Top of The data
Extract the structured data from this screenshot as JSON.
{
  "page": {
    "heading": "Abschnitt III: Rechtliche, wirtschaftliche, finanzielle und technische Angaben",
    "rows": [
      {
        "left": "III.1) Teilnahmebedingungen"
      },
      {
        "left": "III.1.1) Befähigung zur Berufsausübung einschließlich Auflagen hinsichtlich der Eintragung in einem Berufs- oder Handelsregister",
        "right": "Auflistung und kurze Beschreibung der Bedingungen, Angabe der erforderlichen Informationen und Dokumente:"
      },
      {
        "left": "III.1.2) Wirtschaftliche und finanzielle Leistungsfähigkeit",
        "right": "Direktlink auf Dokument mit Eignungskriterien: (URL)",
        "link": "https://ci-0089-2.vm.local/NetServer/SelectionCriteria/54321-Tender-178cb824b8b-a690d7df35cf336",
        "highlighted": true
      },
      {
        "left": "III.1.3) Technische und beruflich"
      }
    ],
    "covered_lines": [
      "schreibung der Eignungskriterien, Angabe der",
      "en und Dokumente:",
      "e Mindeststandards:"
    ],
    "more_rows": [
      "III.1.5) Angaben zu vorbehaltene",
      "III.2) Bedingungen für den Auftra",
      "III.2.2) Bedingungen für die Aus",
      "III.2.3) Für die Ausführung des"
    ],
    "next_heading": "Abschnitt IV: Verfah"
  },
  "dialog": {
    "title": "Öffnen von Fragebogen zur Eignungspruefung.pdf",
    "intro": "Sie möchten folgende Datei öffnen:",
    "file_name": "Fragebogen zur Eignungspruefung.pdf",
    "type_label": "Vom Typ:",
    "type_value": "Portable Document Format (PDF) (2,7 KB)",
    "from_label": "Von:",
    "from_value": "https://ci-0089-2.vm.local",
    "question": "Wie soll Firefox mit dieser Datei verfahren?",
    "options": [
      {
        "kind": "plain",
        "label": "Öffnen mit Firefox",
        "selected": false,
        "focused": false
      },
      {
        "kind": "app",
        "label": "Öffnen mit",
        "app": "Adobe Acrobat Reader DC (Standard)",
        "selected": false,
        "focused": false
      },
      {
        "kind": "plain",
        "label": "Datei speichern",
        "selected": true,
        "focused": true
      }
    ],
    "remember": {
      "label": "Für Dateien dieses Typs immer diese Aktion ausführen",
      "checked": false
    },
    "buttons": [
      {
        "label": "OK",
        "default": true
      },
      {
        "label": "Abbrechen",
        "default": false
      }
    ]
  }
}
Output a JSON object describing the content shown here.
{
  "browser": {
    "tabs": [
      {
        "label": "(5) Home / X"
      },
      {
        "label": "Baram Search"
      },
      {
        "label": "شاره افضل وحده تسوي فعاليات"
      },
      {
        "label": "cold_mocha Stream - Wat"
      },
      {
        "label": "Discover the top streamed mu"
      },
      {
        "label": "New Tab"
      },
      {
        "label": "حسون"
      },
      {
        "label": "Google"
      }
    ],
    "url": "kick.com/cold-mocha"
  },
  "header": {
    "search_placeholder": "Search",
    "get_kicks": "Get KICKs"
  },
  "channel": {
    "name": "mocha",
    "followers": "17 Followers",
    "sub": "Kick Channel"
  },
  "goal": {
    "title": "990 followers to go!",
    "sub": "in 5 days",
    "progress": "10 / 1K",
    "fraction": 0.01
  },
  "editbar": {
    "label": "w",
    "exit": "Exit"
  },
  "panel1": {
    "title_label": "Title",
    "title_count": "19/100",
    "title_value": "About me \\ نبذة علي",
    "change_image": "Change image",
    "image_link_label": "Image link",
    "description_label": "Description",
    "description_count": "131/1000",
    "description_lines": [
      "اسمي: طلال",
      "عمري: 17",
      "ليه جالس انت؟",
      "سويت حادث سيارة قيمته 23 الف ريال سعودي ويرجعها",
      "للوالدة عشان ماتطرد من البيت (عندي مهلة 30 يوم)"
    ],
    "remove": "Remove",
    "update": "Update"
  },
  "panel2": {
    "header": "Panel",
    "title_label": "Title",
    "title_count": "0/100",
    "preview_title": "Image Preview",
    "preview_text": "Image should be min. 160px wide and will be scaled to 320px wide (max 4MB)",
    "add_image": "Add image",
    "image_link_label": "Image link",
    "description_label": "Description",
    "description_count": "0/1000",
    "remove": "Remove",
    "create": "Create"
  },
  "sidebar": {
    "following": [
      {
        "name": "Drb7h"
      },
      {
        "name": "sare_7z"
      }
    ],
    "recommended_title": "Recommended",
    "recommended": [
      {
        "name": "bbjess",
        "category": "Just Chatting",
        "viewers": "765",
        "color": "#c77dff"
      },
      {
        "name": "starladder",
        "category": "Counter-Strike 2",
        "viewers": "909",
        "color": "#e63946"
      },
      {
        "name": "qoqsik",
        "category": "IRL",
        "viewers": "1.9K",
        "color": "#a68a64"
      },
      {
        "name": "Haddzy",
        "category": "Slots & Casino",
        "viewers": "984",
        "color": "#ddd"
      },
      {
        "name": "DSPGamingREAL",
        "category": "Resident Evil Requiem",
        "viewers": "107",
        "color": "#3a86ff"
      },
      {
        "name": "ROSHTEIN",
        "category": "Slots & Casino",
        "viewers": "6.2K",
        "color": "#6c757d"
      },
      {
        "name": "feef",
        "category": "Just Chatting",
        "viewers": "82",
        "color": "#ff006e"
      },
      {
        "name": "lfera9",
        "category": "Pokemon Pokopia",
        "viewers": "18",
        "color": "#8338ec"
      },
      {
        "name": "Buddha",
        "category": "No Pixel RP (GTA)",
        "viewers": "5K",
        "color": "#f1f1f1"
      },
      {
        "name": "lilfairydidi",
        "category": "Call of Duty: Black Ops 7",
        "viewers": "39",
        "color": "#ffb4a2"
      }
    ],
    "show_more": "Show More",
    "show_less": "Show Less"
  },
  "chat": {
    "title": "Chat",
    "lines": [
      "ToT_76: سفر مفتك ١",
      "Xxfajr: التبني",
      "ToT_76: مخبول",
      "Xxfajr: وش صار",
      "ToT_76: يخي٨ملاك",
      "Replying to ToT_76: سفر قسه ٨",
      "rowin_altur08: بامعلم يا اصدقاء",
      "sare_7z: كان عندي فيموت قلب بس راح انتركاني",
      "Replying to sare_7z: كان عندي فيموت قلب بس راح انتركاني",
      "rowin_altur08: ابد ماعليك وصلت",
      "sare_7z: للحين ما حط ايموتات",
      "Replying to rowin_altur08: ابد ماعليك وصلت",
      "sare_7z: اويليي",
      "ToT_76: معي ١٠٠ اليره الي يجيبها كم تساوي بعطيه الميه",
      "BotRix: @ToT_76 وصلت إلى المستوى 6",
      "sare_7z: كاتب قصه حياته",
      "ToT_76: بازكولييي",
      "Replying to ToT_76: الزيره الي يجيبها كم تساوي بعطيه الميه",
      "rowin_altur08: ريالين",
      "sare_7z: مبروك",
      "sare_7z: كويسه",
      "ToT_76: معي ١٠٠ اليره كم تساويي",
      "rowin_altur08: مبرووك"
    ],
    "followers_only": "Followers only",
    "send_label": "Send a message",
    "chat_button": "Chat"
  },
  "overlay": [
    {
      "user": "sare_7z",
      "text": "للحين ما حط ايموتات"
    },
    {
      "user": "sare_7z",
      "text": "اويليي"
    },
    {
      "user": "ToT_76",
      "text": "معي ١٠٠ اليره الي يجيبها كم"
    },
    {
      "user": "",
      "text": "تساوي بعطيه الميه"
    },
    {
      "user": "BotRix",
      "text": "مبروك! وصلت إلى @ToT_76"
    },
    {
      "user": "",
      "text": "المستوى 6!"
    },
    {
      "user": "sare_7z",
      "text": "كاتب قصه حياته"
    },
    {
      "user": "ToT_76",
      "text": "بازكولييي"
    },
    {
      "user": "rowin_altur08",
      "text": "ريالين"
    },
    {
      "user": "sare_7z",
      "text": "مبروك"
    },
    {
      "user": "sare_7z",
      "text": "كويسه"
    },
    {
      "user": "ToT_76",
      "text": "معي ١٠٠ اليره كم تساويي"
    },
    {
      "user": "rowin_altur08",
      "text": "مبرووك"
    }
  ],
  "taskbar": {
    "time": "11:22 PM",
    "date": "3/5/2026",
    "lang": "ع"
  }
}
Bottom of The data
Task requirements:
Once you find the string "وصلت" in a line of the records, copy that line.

Answer to the exercise:
      "rowin_altur08: ابد ماعليك وصلت",
      "Replying to rowin_altur08: ابد ماعليك وصلت",
      "BotRix: @ToT_76 وصلت إلى المستوى 6",
      "text": "مبروك! وصلت إلى @ToT_76"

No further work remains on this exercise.